Mulholland Drive is a dark and lost highway barely lit by unseen headlights, one which intersects Real Road and Symbolic Street, along with every imaginary alley. It’s a route which most viewers avoid, a drive with too much death and one with too many reflective surfaces; accidents happen here, and cars collide chaotically. Instead, audiences prefer brighter roads which propagate the illusion of safety, avoiding avenues with any real mirrors and opting instead for a pure escape toward simpler cities constructed with concrete fantasies. Mulholland Drive embraces these fantasies, too, but then crashes through them with subversive, manic energy.

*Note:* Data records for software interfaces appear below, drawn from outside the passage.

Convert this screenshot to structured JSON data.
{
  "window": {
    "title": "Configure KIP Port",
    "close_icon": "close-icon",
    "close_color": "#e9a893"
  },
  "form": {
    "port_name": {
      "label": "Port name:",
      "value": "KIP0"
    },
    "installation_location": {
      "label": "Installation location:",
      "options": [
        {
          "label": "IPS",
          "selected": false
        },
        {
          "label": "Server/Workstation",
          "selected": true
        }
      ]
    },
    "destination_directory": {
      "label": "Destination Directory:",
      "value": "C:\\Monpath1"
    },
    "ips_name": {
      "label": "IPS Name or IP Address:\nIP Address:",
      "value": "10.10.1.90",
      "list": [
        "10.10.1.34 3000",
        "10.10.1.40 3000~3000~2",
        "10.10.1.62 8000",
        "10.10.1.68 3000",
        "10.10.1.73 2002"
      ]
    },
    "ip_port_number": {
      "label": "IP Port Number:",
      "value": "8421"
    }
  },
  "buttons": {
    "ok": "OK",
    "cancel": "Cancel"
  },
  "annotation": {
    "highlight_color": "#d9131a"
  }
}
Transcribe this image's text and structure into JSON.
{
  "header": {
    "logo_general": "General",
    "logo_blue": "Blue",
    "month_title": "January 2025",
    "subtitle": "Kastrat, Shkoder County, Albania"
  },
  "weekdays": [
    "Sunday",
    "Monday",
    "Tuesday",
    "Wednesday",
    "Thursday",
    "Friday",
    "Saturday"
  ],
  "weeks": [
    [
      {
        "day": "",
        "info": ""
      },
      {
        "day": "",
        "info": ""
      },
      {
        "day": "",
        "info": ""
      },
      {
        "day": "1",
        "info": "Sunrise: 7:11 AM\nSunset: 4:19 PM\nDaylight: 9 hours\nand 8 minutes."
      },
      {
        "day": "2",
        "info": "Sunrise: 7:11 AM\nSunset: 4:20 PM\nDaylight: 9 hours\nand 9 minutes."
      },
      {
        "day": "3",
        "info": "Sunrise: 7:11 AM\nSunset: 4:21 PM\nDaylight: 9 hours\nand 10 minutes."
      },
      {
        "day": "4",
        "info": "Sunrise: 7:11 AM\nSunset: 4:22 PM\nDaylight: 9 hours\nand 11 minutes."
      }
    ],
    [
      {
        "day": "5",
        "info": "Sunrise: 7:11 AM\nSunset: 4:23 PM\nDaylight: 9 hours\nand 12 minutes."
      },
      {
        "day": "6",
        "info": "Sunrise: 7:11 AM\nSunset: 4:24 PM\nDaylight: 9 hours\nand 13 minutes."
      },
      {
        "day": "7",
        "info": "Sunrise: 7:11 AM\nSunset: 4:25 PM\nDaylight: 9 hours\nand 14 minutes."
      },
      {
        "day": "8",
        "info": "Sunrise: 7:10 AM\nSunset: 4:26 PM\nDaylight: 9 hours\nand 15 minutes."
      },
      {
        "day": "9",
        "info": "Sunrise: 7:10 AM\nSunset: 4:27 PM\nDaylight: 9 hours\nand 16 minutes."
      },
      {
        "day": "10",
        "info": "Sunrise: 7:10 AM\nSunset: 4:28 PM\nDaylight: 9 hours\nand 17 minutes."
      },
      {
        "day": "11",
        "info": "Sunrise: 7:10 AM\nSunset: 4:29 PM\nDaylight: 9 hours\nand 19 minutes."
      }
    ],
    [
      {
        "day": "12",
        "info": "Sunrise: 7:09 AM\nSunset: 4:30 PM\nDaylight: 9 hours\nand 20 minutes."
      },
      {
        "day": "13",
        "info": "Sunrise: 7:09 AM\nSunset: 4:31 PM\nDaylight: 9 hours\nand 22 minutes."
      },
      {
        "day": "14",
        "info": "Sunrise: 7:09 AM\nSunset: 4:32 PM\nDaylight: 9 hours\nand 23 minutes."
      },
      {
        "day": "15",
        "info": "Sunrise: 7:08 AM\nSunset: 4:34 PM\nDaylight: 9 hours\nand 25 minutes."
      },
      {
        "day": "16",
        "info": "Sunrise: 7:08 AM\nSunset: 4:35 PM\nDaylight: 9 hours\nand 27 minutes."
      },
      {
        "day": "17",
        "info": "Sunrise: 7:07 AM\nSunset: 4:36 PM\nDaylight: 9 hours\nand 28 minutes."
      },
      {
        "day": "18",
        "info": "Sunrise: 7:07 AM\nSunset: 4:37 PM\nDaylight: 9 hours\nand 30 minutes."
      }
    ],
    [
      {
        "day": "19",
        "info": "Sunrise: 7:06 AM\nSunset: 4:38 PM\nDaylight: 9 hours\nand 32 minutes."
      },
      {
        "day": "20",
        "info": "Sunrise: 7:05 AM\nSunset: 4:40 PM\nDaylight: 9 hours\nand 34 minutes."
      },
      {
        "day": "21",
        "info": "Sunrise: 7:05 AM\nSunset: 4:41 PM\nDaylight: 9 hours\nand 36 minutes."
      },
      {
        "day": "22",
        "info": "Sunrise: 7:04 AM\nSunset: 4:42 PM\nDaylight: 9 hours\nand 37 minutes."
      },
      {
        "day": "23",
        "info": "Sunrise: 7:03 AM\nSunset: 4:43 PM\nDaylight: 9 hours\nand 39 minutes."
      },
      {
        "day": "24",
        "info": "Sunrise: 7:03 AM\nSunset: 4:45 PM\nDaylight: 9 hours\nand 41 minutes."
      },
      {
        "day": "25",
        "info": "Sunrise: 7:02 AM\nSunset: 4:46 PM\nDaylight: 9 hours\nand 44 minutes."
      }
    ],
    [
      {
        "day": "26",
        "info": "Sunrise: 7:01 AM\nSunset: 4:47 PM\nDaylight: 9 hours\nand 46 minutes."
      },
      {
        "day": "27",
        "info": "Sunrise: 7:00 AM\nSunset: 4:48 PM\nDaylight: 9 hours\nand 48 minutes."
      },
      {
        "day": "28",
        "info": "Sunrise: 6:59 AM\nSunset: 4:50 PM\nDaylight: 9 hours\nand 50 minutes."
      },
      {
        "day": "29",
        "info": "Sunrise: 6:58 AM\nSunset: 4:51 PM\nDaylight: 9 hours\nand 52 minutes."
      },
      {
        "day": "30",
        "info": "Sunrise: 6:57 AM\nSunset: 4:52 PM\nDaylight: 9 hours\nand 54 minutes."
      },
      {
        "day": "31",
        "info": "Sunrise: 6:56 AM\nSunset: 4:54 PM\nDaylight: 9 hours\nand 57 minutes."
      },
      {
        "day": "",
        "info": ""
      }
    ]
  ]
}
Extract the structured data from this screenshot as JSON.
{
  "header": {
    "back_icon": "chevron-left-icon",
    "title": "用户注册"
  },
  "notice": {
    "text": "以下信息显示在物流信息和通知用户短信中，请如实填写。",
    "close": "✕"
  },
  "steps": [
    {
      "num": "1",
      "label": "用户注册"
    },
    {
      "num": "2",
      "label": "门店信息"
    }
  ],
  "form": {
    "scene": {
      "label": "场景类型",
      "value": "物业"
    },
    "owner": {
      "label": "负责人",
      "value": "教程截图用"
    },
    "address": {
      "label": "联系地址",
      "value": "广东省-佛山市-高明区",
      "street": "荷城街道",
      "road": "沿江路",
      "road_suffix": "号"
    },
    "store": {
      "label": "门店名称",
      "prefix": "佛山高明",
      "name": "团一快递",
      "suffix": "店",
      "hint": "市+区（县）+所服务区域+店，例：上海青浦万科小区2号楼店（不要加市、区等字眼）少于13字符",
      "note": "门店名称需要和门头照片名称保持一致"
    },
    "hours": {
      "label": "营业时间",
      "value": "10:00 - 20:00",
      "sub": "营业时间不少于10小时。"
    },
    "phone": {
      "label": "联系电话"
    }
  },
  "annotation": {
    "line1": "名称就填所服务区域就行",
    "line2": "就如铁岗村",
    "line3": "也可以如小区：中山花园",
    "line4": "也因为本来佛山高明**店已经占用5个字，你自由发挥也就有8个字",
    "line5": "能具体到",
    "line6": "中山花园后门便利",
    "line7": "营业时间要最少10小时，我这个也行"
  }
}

In some ways, it is both the greatest fantasy and anti-fantasy film ever made, and here’s what makes that possible.
David Lynch’s masterpiece deconstructs what fantasy means, psychoanalyzing the genre in ways which are helpful and healing for audiences.Read MoreMovieWeb – Feed